(Dataset rows describing interfaces)
* * *
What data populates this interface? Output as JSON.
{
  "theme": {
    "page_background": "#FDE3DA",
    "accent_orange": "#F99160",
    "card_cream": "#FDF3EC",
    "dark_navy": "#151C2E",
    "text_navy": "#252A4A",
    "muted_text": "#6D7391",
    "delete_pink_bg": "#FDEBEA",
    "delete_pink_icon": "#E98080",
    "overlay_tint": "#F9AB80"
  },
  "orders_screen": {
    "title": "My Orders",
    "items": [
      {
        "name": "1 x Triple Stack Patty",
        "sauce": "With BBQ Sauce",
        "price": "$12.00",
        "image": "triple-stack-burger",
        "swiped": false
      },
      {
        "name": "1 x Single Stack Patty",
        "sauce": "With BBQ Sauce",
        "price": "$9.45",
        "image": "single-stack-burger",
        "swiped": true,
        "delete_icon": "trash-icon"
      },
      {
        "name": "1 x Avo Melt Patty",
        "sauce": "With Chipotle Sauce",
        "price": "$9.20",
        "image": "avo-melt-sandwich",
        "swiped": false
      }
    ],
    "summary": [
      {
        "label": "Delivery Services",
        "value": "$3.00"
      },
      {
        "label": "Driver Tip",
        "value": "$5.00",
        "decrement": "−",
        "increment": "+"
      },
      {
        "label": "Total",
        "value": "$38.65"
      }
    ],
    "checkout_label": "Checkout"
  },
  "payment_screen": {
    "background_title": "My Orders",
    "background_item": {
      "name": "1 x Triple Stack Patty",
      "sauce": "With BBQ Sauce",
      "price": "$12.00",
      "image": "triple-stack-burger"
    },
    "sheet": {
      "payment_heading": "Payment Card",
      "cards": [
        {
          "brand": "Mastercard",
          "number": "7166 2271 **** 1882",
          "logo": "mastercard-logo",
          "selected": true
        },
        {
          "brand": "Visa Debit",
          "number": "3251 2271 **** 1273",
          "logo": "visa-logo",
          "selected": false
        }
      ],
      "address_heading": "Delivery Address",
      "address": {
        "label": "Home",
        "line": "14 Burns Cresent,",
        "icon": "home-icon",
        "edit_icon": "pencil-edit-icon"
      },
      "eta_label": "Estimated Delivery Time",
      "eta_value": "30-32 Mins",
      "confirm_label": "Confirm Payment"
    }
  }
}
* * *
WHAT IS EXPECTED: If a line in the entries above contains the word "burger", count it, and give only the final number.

REPLY: 3